People in love do strange things, but sabotaging their partner’s career is not typically one of them.

A Canadian court has ruled that’s what Jennifer Lee did to her boyfriend by deleting an email he’d received from a prestigious music school and replacing it with a fake rejection note.

On Wednesday, Ontario Superior Court Judge David Corbett found that Lee deliberately stalled the career of then-boyfriend Eric Abramovitz in 2014 when the two of them were music students at McGill University in Montreal. Corbett awarded a judgment worth $260,000 in U.S. dollars as payback.

In late 2013, Abramovitz applied to study at the Colburn Conservatory of Music in Los Angeles under Yehuda Gilad. The famed clarinet teacher accepts only two new students a year. Each one receives a full scholarship that covers tuition, room and board, and money for other expenses. 

Perhaps most important, the chosen few are virtually guaranteed a high-paying symphony career upon graduation, according to the Montreal Gazette.

Abramovitz went through an extensive screening process, including a live audition in February 2014, and felt confident he’d be accepted, according to The Washington Post. But a few weeks later, he received a rejection email. He was crushed and chose to finish his bachelor’s degree at McGill.

Two years passed before Abramovitz discovered that he’d actually been accepted and that Lee, whom he had been dating for five months at the time, had forged the rejection note.

Abramovitz told the court that Lee had access to his email and was able to delete the real acceptance letter before he could see it. He said Lee also impersonated him and sent Gilad an email declining the offer.

Her alleged motive: to keep Abramovitz from moving away.

After earning his degree at McGill, Abramovitz was still determined to learn from Gilad. He entered a two-year certificate program at the University of Southern California, which allowed him much less study time with the master teacher and didn’t come with a full scholarship.

At a second meeting, Gilad asked Abramovitz, “Why did you reject me?” The student replied, “Why did you reject me?”

The two musicians couldn’t figure out what had happened. Eventually, Abramovitz forwarded the fake rejection email to Gilad, who replied, “I’ve never seen that in my life,” according to the National Post.

“That’s when I knew that something underhanded was afoot,” Abramovitz told the paper.

In 2015, he and a friend tried to gain access to the email account that had sent him the fake rejection letter. Since Abramovitz and Lee once shared a computer, he knew one of her passwords.

“Miraculously, it logged right in,” he said, and what she’d done became clear. “We felt like Sherlock Holmes.”

At that point, Abramovitz told Gilad. He also hired an attorney and contacted Lee, whom he was no longer dating.

“At first she tried to deny it, but the evidence I had was overwhelming,” Abramovitz told BuzzFeed. “Then she blocked me on social media and we only spoke to each other through lawyers.”
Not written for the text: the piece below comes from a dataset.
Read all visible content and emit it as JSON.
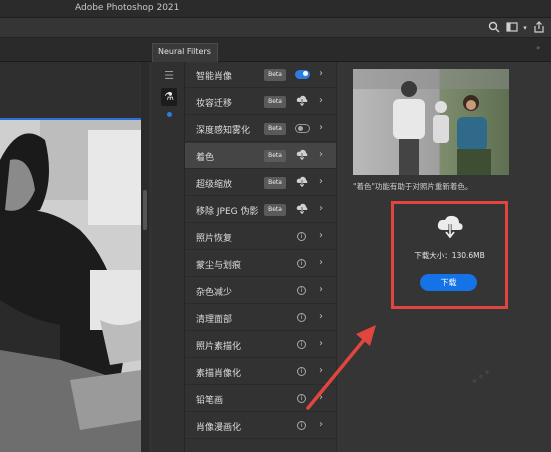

Lee did not respond multiple times to the court action, which is one reason why the judge ruled for Abramovitz. “A defendant who has been noted in default is deemed to admit the truth of all allegations of fact made in the statement of claim,” the judge wrote.

Abramovitz is happy with the verdict, although he told the National Post he doesn’t know if he’ll be able to collect the damage award from Lee.

Meanwhile, he is in a better place in both his career and his personal life. Not only has Abramovitz just got a new position as associate principal and E flat clarinetist at the Toronto Symphony, but he has a new girlfriend, according to BuzzFeed.

“We’re really happy,” he said. “I would like to think that since my first relationship, my judgment of character has improved just a little bit.”